Arterial Network Seychelles committed to this project at committee level in order to create an illustrated overview of the contemporary visual art landscape and also to inform this ‘snapshot’ by providing a summary of past developments within this aspect of national culture.
Work began in 2015 with a ‘call for involvement’ in the national press, inviting artists to put themselves forward for consideration for inclusion in the book. This complemented measures already taken to involve artists who were Arterial members. Artists also suggested peers, and thus the number of participants grew to almost 50 – the number of artists featured in the book who are creating art today.
The template for creating the contemporary section – which is by far the largest in the book – was a simple one.
Firstly I would contact the artist and arrange to meet with him/her, preferably at the studio. At this meeting I would take notes and photograph work. These photographs were not intended to be used in the book, rather they were taken to help me compile supplementary questions which I sent to the artist immediately after our meeting. I then wrote each chapter – one per artist – combining my critical text with quotes from the artist. The ratio between my words and those of the artist tended to be around the 50-50 mark.
Principal photography took place on Praslin and Mahe, with supplementary images being taken later in order to fill any ‘gaps’.
Each artist signed off his or her pages having had sight of the final layouts. The history (‘Then’) section is shorter and concentrates on artists who have died, left Seychelles, or simply stopped creating work. I felt that it was important to begin the book with this section, which provides the critical, historical and ideological foundations for the contemporary chapters which follow.
Finally I wrote an introduction to place both main sections in context. The book took about a year to write (although I was involved in other work of course) and a further year to design. The visual formats of the book were designed by Mariaan Laubscher at Silkwater Graphics and the principal photography was realised by Laurent Levy from Digifot Praslin. The book was printed by Emirates Printing, Dubai and published by Arterial Network and the Seychelles Pension Fund.
The SPF is donating 100 copies of the book to educational institutions. Every school in Seychelles will benefit from this gesture, as well as the national university and the Seychelles Institute of Art and Design, which will receive sets of the publication.
The main motivation for writing this book was to correct a vulnerability within the Seychelles cultural community – specifically that diverse and interesting work was being created of which there was no archival record being made, either of the work itself or, more importantly, the artists who were creating it. We wanted to give visibility to artists who have worked, and who are still working in Seychelles. Seychellois artists produce serious work, worthy of consideration, yet the international art community places a particular value and status on documentation and, at the start of this project, records of the visual arts in Seychelles was patchy and ad hoc. Good critical writing existed, but it was hard to find.
‘Art in Seychelles’ makes explicit reference to some of the best past writing about art in our country.
Early on in the project I realised that the diversity of work being made far exceeded my expectations. This issue of ‘range’ has been confirmed by many who have seen the finished book, with their comments typically referring to the panorama of styles and approaches employed by artists. People who expected to see a book filled with images of palm tress and beaches were in for a surprise.

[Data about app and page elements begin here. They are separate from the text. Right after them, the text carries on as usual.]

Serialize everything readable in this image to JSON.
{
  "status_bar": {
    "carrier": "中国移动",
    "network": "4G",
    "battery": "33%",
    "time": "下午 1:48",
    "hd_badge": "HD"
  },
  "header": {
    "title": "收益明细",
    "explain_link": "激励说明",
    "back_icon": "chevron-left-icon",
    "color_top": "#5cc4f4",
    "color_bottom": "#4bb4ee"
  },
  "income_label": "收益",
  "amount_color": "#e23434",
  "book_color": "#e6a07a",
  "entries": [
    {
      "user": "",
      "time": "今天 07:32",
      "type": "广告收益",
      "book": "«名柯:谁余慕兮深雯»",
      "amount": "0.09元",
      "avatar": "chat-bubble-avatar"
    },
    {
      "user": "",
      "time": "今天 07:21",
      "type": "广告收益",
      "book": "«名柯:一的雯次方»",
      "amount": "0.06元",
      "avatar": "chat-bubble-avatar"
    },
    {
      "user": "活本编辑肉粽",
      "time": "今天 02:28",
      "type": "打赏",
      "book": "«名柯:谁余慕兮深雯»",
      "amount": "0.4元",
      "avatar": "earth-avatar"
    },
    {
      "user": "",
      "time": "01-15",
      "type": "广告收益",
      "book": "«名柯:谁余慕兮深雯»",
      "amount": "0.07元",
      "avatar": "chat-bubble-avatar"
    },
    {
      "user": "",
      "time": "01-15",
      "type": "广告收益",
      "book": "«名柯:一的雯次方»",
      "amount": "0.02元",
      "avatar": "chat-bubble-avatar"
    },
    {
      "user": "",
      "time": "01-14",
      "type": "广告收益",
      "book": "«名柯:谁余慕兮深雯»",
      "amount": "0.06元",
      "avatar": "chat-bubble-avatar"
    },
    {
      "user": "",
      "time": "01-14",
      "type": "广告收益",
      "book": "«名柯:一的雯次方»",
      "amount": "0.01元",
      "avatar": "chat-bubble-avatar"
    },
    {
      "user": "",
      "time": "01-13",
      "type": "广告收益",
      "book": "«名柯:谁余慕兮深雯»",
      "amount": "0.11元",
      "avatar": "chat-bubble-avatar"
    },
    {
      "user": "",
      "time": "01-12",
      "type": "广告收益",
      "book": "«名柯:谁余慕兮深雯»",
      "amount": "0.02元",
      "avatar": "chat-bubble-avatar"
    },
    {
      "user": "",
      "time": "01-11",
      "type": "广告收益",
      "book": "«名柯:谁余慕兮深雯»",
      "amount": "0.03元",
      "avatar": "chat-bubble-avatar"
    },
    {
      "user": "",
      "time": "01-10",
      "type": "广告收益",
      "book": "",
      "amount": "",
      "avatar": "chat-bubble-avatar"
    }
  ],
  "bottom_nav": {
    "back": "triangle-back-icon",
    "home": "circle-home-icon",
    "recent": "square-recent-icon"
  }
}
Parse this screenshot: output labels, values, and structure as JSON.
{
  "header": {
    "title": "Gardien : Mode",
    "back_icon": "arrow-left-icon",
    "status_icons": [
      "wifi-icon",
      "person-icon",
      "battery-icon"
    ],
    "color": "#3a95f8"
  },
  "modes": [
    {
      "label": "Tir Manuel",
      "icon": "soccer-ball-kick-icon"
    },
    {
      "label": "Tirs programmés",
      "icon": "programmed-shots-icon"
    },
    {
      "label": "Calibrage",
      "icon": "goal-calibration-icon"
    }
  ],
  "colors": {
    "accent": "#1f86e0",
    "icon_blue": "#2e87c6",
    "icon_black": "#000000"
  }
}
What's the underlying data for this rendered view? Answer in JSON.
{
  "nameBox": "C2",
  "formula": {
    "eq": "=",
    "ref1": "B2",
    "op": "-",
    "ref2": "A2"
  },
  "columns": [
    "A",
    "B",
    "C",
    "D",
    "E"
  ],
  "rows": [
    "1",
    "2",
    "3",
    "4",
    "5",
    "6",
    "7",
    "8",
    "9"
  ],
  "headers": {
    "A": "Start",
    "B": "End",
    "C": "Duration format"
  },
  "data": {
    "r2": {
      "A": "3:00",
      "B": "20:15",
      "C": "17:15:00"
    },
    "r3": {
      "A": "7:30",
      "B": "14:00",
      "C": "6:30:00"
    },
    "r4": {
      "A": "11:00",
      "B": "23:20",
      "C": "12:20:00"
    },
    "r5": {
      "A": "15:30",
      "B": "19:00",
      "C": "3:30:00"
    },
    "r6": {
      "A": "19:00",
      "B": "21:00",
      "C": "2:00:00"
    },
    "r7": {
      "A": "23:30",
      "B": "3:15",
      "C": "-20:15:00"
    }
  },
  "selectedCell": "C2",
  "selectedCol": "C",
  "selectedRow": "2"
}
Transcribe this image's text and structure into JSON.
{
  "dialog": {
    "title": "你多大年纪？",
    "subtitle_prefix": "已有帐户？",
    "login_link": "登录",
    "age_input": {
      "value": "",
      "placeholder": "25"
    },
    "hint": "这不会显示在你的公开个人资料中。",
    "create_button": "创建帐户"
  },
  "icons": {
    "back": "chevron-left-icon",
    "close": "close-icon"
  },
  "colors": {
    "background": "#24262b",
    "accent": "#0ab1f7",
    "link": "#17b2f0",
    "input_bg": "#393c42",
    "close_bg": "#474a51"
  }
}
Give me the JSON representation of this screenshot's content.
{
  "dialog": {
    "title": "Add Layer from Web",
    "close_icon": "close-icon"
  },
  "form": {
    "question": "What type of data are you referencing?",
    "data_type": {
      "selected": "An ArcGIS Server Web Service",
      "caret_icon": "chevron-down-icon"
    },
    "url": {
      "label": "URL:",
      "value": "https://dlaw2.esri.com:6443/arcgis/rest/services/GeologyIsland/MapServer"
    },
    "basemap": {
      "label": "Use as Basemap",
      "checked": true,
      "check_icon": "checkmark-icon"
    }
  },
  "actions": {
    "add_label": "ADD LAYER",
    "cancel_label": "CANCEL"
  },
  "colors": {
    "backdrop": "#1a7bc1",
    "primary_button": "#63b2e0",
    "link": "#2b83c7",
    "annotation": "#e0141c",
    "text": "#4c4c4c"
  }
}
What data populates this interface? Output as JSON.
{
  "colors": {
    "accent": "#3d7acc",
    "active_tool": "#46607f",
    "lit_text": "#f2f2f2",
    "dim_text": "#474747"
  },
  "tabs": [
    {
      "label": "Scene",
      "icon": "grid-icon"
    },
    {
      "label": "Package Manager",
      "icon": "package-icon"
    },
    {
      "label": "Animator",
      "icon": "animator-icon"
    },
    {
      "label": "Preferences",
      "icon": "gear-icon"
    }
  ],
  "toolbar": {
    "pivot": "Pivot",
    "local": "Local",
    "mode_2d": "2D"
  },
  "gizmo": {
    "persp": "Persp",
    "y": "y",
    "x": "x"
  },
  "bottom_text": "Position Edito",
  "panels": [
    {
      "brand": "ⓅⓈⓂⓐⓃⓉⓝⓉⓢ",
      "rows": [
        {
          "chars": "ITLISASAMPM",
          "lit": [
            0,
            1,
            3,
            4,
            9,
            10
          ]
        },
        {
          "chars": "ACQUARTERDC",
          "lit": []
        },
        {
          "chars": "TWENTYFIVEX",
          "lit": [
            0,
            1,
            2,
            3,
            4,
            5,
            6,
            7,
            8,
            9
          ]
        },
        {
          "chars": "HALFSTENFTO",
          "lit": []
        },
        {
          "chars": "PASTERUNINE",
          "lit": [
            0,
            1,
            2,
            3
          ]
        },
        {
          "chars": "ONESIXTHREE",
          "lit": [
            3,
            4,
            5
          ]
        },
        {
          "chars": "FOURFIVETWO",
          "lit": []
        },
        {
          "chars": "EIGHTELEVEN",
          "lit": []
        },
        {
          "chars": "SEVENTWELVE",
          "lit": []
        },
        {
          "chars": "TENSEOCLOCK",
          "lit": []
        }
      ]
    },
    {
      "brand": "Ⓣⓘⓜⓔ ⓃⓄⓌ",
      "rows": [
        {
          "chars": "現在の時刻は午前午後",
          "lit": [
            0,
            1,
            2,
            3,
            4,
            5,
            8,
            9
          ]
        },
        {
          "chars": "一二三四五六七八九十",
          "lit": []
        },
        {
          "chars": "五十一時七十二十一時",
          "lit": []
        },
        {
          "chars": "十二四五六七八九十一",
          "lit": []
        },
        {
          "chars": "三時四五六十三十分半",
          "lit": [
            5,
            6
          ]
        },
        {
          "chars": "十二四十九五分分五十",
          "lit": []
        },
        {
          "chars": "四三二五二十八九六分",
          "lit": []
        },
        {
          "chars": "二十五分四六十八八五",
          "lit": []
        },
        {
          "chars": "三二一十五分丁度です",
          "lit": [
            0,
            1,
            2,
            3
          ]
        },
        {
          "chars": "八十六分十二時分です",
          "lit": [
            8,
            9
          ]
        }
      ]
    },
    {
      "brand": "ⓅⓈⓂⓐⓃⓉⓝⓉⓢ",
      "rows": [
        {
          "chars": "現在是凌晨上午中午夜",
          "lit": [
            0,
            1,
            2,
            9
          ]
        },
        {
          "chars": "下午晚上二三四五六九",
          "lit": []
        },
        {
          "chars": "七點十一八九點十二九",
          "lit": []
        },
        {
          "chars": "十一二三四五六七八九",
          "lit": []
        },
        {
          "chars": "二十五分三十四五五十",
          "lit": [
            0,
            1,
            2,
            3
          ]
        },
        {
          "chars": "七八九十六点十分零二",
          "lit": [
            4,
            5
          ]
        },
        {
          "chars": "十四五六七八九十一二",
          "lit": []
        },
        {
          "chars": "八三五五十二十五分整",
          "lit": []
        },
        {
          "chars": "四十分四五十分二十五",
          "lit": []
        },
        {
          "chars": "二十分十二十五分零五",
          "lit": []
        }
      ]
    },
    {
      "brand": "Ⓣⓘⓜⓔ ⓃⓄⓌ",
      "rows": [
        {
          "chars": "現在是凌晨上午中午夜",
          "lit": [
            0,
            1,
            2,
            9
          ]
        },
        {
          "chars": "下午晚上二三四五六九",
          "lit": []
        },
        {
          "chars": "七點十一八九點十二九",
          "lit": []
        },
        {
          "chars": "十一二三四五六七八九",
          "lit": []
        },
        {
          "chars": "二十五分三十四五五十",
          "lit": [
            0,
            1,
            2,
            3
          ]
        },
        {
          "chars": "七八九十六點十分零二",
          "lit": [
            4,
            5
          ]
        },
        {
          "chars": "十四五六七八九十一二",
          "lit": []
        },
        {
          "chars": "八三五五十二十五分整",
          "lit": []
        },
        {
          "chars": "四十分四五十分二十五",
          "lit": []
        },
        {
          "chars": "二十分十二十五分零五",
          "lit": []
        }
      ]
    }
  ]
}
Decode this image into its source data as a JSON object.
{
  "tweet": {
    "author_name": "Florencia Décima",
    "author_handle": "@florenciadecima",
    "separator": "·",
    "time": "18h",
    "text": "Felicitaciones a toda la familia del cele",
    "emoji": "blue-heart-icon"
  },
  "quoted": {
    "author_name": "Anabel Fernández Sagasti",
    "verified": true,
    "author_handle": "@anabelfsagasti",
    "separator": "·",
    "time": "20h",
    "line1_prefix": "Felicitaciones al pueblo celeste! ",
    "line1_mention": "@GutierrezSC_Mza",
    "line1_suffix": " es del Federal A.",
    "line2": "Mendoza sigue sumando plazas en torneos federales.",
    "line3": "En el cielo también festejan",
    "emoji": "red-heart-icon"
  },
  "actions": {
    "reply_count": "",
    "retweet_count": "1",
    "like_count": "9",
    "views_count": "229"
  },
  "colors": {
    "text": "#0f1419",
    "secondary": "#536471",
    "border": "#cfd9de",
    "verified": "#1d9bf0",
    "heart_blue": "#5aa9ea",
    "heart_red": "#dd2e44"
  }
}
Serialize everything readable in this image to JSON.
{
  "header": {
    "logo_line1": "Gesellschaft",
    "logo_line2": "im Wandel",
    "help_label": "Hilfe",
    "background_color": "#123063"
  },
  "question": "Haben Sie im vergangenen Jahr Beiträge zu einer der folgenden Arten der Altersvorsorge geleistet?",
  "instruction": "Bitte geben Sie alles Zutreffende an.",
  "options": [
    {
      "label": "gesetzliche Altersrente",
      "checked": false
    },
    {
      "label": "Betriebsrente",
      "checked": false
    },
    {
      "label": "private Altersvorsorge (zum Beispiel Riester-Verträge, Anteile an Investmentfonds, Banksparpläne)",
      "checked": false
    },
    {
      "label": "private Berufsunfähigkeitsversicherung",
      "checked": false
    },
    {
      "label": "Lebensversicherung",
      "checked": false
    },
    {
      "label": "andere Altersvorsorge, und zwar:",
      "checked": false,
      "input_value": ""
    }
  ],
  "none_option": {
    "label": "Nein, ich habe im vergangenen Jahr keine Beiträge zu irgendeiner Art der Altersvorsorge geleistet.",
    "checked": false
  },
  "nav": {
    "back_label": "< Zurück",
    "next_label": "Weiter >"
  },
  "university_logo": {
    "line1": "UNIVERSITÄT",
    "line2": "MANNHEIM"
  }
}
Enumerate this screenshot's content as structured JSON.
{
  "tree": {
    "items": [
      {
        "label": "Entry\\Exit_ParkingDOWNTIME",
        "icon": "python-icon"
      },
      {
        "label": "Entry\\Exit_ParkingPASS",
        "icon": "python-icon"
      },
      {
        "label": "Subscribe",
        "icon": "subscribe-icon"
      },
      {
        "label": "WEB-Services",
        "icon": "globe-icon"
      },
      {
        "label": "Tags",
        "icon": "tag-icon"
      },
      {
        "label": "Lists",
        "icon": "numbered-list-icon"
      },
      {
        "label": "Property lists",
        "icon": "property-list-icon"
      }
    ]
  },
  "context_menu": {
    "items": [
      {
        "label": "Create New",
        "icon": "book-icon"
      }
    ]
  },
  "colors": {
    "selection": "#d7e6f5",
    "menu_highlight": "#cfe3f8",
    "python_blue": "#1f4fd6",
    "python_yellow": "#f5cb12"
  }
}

Finally we did two things with this book which are a little unusual. Firstly we gave each book a limited edition number, as if it were itself a work of art. Secondly we selected three different covers which people who wish to buy the book can choose from. One features Michael Adams’s work, one George Camille’s and one Shelia Markham’s.
Whether there will be future editions of this title will depend on the interest shown in this first edition. If we go to press a second time we will reflect the changes and developments which have taken place even in the relatively short time since the book was ‘put to bed’ in late 2016. One example would be the increased activity in the field of installation – the current Seychelles Biennale features this kind of work almost exclusively, yet two years ago such a genre was conspicuous in its absence in Seychelles.
It will be fascinating to see whether this momentum can be maintained within the context of a local market which is still dominated by sales to tourists. If so artists will need financial support in order to continue to make work other than relatively small scale works of art which are, unlike installations, readily transportable.